You'd think she'd just pick up the phone and ask him. It was Dylan who coaxed Patti Smith to join him back on the road in 1995 after her hiatus. I was backstage at three of the earliest shows. Despite Dylan's low-key wandering around, Al Giordano captures (and slightly exaggerates) the reclusive vibe of Dylan that makes him a larger than life enigma to even the people you'd think would know him pretty well.

...Dylan's band is rehearsing "Tangled Up in Blue" on the stage, and the reclusive man himself is there, a hooded sweatshirt pulled up over his face. The joke on the Smith tour bus is, "If you see Dylan, DON'T look at him!" The Smith entourage has separate dressing rooms from Dylan and his band [Giordano exaggerates, separate dressing rooms not unusual]. And I've been told by Edwards that the Dylan people, never happy to have a reporter around, will kick me off the tour for the slightest infraction. I'm trying to be invisible...

Patti opens her set, and her fans throng the front of the stage, while the old Dylan hippies lay back to see what she's all about. Dylan himself, still hooded, appears at the side of the stage and watches....

We arrive at the Worcester Auditorium [next]. It's the second night of the tour, and Dylan still has not shaken hands with Patti, much less conversed with her. We're in her backstage area, a huge, vacant space, with a bathroom and a side room. No windows. The side room is a little 12-by-15 foot box, grimy yellow paint chipping off the walls to reveal ghosts of white plaster, a lone light bulb hanging in the middle. Stipe's eyes light up: "A rock video room!"

Patti walks into the big room, wearing her Dylan hood, and the boys jump to their feet and place the biggest chair in the corner for her. Jessie Zoldak, the Boston rocker from the band Yuk who, with Jamaica Plain's Patti Hudson, takes care of much of Patti Smith's personal business, strolls in with her camera.
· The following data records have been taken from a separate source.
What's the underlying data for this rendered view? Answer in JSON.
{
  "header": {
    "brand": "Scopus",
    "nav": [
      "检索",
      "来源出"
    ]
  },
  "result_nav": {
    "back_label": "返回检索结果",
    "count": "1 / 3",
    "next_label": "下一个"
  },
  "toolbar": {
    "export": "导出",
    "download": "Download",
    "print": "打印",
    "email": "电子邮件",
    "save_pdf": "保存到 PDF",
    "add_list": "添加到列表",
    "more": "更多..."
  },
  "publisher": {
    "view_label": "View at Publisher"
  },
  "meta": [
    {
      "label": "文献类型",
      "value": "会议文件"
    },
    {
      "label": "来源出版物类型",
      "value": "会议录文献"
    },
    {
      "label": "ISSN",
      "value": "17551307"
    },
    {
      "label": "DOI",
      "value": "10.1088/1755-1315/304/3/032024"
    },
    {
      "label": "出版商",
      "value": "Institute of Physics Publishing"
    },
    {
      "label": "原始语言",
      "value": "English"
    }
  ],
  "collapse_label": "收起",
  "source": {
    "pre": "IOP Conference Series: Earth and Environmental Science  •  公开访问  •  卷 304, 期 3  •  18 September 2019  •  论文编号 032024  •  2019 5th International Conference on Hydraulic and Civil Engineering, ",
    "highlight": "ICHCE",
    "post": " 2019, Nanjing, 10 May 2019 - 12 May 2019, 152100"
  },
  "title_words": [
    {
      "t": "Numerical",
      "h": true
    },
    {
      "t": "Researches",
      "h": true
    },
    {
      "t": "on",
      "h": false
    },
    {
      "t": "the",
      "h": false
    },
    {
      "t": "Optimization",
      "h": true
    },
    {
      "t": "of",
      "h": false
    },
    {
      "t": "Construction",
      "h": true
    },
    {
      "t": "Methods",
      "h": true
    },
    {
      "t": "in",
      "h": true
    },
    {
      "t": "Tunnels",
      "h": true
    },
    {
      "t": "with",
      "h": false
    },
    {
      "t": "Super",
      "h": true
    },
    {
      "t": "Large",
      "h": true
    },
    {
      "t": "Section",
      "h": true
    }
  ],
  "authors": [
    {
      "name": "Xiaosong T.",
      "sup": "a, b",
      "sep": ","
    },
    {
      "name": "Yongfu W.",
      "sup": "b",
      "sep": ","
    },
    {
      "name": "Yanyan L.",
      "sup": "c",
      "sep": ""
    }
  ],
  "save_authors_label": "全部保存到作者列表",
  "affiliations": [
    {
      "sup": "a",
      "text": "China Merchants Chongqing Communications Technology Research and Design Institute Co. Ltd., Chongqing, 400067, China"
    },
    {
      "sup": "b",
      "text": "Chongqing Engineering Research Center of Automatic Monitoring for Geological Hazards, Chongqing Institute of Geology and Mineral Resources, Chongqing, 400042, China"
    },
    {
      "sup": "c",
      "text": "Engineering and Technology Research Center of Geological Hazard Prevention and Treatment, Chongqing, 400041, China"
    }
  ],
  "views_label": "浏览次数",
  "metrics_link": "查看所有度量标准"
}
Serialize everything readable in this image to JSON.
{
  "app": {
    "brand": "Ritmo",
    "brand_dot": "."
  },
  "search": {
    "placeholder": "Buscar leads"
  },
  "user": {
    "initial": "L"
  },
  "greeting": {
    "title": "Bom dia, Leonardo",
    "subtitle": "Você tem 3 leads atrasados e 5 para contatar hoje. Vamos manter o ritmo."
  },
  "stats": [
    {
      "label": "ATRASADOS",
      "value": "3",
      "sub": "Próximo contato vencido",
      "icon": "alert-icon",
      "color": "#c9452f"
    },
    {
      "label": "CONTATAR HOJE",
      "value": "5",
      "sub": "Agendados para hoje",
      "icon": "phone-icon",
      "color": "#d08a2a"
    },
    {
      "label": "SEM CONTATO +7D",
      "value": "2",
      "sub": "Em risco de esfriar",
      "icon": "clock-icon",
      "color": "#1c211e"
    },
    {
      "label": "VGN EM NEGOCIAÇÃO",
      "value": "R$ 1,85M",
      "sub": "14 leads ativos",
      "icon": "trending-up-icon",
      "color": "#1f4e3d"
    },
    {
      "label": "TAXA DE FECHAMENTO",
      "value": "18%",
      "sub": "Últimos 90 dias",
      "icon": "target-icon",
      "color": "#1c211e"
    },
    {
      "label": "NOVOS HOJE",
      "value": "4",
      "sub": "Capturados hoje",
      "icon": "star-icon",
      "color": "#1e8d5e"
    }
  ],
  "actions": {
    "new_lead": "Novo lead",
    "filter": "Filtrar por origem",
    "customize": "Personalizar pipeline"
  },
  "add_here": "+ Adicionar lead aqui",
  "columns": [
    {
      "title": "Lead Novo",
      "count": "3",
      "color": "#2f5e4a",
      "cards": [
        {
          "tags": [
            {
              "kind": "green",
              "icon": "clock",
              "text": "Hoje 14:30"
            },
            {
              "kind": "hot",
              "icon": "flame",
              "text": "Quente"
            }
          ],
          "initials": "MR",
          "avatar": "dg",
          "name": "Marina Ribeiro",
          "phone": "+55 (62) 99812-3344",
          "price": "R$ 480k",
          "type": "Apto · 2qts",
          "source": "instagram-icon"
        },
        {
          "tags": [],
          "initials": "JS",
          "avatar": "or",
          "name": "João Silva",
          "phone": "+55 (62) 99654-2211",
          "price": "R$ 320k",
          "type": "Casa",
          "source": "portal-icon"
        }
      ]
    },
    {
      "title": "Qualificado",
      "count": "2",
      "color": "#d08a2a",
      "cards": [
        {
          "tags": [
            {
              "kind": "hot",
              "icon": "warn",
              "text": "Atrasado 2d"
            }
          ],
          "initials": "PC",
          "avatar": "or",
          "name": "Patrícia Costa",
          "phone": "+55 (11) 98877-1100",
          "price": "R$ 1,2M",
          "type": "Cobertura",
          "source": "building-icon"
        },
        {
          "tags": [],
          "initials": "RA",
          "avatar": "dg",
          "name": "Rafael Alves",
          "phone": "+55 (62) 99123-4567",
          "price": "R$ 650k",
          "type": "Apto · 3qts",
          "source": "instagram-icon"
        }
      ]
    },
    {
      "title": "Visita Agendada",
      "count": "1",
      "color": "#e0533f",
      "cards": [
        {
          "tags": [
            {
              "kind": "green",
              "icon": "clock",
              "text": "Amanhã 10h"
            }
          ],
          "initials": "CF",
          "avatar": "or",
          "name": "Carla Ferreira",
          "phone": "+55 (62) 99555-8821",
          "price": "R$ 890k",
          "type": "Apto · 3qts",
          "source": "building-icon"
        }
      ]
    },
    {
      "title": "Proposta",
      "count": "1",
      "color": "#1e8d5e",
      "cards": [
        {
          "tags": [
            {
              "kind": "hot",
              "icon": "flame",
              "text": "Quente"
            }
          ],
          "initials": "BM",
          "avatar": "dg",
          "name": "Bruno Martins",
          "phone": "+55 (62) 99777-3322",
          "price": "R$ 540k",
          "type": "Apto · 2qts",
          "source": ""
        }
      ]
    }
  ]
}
Stipe grabs his. Oliver loads his old squeezebox Polaroid. An orgy of photographing ensues.

Mark Edwards, always with a clipboard, bursts into the room and, glancing at me, asks, "Do you want to be alone, Patti?"

"I never want to be alone," she replies, dispatching him...

Next Day in Boston

...During tonight's sound check, Patti finally encountered Dylan. She did not fall on her knees, my sources report. She asked for, and was granted, more time for her nightly sound check, and she asked that Bob say hello to her son, Jackson, when he joins us in Philadelphia. But there's no word on what else they talked about. She had told me last week that the song she really wants to sing with him is "Dark Eyes," an obscure number from his Empire Burlesque album, which she has performed acoustically a few times this year. We'll see.

During Dylan's set, Lenny Kaye is dancing in the aisles with a bunch of wild rock-and-rollers from Boston. Patti is by the side of the stage, no doubt projecting her womanly charms. Allen Ginsberg is in front of the stage, snapping pictures, and Elsa Dorfman is shooting photos of Ginsberg shooting photos. Dylan's security gang can't tell him to stop.


http://thephoenix.com/Boston/news/135279-on-the-road-with-patti-smith-and-bob-dylan/

Bill said...

She and her late husband raised two terrific kids, both musicians.